The company has been an industry leader in subsea trees for some time. The “subsea tree” is one of the most crucial components of the deepsea operation and an important indicator in determining the health of the subsea industry. A “tree” is an assembly of valves attached to the wellhead, which helps to control the flow in and out through flow lines to a platform. These trees act as a conduit for various other applications with regards to production and performance.
In 2010, there were a little over 300 subsea trees awarded, and forecasts suggest that number should grow to between 700 and 800 a year by 2015. These projections for “trees”, coupled with the limited competition and high barriers to entry, make it a promising opportunity for investors. Over the last five years, FMC Technologies led the industry with roughly 40% of tree awards. Cameron International (CAM) and Aker (AKER) both have captured close to 20% each over the last few years. While General Electric’s (GE – Free GE Stock Report) Oil & Gas unit and Dril-Quip (DRQ) have made some headway in recent years.
We believe the subsea equipment and services market is set to grow at a rapid clip, driven by the current exploration of offshore oilfields worldwide. In fact, Quest Offshore, a leading data provider, is projecting growth in subsea tree and umbilical orders to increase by 55% and 40% in the next five years, respectively. Additionally, Quest expects E&P companies to spend $70 billion on subsea trees, umblilicals, and flowlines through 2017. The international market should remain a longer-term catalyst as governments look to develop their offshore resources for tax revenue and employment opportunities.

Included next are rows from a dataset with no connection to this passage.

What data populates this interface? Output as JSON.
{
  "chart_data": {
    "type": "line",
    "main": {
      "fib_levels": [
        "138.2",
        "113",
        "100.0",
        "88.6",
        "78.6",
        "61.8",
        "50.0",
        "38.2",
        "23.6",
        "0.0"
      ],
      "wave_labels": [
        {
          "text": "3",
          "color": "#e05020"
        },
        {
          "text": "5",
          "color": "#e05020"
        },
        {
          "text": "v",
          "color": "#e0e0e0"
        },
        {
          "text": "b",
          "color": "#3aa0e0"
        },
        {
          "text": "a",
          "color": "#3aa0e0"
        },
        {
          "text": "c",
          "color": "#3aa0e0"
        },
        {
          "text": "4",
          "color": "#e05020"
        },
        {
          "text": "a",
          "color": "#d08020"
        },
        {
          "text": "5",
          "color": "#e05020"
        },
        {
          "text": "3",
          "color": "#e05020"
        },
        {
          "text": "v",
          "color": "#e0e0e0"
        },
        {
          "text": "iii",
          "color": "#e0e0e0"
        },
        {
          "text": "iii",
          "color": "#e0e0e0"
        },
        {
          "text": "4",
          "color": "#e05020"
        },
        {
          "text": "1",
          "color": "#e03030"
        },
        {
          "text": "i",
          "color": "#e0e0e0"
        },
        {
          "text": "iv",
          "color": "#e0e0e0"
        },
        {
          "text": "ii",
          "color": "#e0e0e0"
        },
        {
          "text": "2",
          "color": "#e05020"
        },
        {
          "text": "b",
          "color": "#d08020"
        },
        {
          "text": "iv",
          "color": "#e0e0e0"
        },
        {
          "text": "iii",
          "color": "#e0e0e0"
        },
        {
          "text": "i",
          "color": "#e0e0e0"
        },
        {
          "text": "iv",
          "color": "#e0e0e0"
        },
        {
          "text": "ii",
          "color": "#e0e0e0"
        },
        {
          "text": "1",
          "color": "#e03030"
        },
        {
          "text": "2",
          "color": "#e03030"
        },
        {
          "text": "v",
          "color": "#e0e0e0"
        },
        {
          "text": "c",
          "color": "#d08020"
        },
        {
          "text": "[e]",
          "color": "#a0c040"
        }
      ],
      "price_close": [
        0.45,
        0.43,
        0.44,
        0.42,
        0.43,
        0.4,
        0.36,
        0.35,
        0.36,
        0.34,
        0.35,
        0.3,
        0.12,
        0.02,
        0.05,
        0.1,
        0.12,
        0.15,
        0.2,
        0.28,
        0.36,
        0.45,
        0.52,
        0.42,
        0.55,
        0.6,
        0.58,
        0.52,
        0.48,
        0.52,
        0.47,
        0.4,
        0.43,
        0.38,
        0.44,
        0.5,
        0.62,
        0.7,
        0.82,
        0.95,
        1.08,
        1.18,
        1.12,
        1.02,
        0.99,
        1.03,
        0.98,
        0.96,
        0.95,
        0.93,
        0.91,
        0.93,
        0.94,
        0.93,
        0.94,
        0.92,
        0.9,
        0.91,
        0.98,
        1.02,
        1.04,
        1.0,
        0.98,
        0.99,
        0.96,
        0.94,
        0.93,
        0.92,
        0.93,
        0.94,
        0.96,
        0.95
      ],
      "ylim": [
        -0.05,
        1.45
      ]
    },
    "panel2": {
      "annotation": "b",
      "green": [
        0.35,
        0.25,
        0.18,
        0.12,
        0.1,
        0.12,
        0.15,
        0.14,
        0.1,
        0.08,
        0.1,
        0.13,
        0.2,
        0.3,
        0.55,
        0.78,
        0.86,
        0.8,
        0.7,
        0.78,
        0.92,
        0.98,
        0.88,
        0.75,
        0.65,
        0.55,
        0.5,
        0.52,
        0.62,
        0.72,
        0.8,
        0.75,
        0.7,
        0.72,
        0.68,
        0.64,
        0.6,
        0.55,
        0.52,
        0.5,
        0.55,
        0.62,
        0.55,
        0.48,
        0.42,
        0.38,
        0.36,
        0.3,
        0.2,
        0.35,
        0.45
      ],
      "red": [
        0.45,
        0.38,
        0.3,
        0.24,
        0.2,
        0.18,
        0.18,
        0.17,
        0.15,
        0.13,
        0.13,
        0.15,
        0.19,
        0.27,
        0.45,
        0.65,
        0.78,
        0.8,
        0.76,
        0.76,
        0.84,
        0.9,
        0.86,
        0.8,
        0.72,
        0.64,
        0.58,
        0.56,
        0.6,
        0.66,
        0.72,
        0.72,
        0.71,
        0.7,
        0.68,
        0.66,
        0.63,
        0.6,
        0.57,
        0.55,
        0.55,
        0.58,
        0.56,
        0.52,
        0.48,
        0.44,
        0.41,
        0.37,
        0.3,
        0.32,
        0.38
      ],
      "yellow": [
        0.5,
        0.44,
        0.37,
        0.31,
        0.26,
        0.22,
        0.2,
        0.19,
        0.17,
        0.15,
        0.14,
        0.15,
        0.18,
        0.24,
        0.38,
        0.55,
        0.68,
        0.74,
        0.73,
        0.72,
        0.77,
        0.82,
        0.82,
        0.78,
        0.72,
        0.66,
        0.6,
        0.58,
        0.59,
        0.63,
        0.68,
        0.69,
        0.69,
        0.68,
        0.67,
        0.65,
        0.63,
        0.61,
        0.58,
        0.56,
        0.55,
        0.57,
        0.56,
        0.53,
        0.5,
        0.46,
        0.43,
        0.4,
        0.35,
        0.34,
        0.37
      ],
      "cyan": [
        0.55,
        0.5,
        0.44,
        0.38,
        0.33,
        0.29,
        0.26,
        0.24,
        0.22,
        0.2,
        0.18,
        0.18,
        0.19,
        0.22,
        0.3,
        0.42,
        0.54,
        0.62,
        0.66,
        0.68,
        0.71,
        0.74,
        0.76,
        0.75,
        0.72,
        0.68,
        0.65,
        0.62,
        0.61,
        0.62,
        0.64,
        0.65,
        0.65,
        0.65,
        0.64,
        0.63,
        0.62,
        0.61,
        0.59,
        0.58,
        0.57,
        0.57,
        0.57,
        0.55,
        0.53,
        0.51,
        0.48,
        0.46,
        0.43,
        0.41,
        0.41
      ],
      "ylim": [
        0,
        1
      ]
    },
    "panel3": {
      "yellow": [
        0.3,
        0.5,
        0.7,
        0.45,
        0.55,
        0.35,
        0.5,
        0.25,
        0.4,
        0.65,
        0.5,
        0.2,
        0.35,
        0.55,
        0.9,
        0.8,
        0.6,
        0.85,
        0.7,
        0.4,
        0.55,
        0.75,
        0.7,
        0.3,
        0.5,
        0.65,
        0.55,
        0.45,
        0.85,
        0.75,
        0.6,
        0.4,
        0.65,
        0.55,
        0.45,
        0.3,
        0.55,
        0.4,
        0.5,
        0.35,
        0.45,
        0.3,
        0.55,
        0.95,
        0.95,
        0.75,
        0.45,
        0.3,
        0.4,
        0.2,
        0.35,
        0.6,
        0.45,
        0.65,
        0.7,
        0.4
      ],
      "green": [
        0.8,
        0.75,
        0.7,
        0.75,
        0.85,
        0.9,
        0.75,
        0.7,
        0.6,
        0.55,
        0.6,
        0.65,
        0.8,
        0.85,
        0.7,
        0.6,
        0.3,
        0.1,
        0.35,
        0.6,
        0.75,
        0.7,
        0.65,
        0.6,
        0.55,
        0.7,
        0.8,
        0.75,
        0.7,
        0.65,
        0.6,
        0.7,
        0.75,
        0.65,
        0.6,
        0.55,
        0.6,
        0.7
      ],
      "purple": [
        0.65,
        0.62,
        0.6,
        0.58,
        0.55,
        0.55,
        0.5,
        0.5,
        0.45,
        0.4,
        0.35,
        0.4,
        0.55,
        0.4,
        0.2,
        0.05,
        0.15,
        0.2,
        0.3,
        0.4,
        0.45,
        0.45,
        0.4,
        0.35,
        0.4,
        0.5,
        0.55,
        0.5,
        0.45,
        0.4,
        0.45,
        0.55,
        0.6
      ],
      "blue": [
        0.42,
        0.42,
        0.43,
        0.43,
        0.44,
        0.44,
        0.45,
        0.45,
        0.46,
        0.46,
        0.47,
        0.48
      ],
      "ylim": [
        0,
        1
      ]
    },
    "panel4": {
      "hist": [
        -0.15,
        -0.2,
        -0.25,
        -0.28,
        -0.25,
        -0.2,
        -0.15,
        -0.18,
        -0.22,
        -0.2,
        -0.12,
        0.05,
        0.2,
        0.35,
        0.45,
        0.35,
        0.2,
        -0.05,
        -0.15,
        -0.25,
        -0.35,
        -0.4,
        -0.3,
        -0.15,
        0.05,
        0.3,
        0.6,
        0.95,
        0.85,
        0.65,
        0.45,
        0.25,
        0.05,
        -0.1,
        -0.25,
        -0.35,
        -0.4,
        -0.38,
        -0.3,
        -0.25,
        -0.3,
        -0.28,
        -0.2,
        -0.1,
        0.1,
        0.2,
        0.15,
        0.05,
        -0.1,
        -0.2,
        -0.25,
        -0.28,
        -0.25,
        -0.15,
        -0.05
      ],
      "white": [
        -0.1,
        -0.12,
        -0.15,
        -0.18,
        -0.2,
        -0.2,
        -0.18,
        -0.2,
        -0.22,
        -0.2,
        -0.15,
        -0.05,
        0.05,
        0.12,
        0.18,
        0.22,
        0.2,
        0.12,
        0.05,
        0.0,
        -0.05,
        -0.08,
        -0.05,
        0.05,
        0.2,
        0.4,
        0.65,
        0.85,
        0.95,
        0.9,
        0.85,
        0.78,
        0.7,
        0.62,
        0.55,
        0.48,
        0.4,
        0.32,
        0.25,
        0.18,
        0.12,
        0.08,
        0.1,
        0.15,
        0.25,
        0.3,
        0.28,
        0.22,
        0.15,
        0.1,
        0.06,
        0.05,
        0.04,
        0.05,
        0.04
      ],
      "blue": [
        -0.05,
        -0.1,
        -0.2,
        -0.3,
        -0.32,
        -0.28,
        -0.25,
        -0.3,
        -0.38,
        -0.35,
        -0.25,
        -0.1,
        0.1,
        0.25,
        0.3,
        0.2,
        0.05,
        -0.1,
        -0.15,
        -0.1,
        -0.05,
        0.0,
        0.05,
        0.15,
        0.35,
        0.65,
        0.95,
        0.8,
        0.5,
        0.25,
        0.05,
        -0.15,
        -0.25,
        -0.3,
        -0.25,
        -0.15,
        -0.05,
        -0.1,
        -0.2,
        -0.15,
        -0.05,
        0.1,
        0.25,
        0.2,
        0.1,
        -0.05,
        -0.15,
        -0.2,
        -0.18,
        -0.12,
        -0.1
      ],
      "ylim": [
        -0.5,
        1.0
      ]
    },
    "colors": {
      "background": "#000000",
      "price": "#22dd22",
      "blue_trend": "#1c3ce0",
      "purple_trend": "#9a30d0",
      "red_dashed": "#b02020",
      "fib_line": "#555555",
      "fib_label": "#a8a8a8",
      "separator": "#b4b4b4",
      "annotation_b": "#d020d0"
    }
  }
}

The Surface Technologies division primarily provides equipment and services to land-based oil & gas activity. The company manufactures and supplies drillers and E&Ps with valves, pumps, wirelines and well-completion services. The company competes with Cameron International, Weir Oil & Gas, GE Oil & Gas, and Gardner Denver, Inc. (GDI).
This business has been under some pressure over the last 12 months, largely due to low natural gas prices and intense competition. Indeed, lower drilling activity levels and pricing pressure have hurt margins by a couple hundred basis points from their high in 2011. We are cautiously optimistic on an increase in the North American rig count, but demand for its subsea services should help to offset the softness in land-based drilling.
We believe the subsea industry’s healthy outlook, coupled with the company’s strong book of business, should drive solid share-net gains in the coming years. Consequently, the stock offers interesting prospects over the 3- to 5-year period and should be considered as part of a well-diversified portfolio. For more information regarding FMC’s long-term prospects, subscribers are encouraged to check out our full report in The Value Line Investment Survey.
At the time of this article’s writing, the author did not have positions in any of the companies mentioned.